Over the past year, many more companies have delivered analytics tools to help you measure your investment in external social media tools and strategies. Monitoring what’s happening in your customers’ social networks and your reach within those networks is vital to every business, but there is another side to the social movement that's just as important to your bottom-line and is in need of much greater analysis and nurture: what’s happening socially inside your business.

Being a “social business” is about more than just being active on external channels; it’s about introducing that same transparent, collaborative and social philosophy to every aspect of the enterprise.

Investment without Measurement

As much as 60 percent of the conversations about your company are taking place internally between teams and on platforms such as Salesforce Chatter and Yammer. And while there is no doubt that over the last two to three years companies have increasingly embraced the social enterprise vision -- investing in everything from internal IM to advanced collaboration platforms such as Jive -- very few are measuring how effectively they’re achieving it.

In our experience, there aren’t many companies that have empirical data on how well social business tools are being adopted internally, what conversations are going on and whether or not these activities are actually helping to achieve business objectives.

This year we will get serious about measuring internal social initiatives and spend more time looking from the inside out, to understand how well social activities are impacting productivity, innovation, customer satisfaction and revenue. 

This shift will be driven by three things; the broader social business movement gaining momentum; greater sophistication in how we measure value from all of our business tools, particularly in light of the recent explosion in analytics for external social media, and; a tight economy driving many companies to evaluate whether the tools that they rolled out two or three years ago are being used to their full potential.

This is the year we move away from simply rolling out social technologies and assuming they’re working. We’ll start demanding better social business analytics so that we’re able to unlock maximum value from the tools driving the social revolution.

We need to be analyzing four things:

1. Your Company’s “Social Pulse”
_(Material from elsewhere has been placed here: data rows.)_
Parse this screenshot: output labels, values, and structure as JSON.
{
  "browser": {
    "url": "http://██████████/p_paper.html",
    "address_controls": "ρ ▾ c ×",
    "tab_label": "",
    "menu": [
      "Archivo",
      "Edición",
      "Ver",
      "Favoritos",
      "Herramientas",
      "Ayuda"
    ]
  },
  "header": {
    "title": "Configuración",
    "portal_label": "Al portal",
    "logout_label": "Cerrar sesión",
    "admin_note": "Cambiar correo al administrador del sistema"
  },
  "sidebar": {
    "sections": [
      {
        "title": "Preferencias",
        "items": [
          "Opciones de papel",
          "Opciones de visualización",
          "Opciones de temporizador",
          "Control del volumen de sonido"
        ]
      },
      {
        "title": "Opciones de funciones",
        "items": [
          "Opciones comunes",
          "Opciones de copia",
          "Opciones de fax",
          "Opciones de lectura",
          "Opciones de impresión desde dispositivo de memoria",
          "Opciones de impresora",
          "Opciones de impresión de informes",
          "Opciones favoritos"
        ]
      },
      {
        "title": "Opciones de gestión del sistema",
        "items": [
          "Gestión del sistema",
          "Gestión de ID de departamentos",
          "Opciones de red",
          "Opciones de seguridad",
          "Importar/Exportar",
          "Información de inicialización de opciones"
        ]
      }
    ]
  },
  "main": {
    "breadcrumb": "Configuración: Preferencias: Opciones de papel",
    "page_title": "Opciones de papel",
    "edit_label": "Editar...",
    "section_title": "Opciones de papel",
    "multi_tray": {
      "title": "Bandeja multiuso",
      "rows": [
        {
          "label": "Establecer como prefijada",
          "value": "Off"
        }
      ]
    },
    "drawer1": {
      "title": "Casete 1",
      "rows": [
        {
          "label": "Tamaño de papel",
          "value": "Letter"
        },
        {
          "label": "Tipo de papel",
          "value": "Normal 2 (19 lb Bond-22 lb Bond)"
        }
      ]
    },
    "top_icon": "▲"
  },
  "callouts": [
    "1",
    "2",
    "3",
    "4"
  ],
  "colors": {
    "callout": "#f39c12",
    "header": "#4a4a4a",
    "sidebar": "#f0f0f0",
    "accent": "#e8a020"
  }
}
While at least 50 percent of the transformation into a social business is cultural, you need the right technology to support it (and in turn, the technology can help measure how well you’re doing with the cultural shift). But, if no one is using these technologies, your social business is dead in the water. You need to be able to measure adoption within your target group to establish a basepoint, then identify your power users and influencers in order to improve.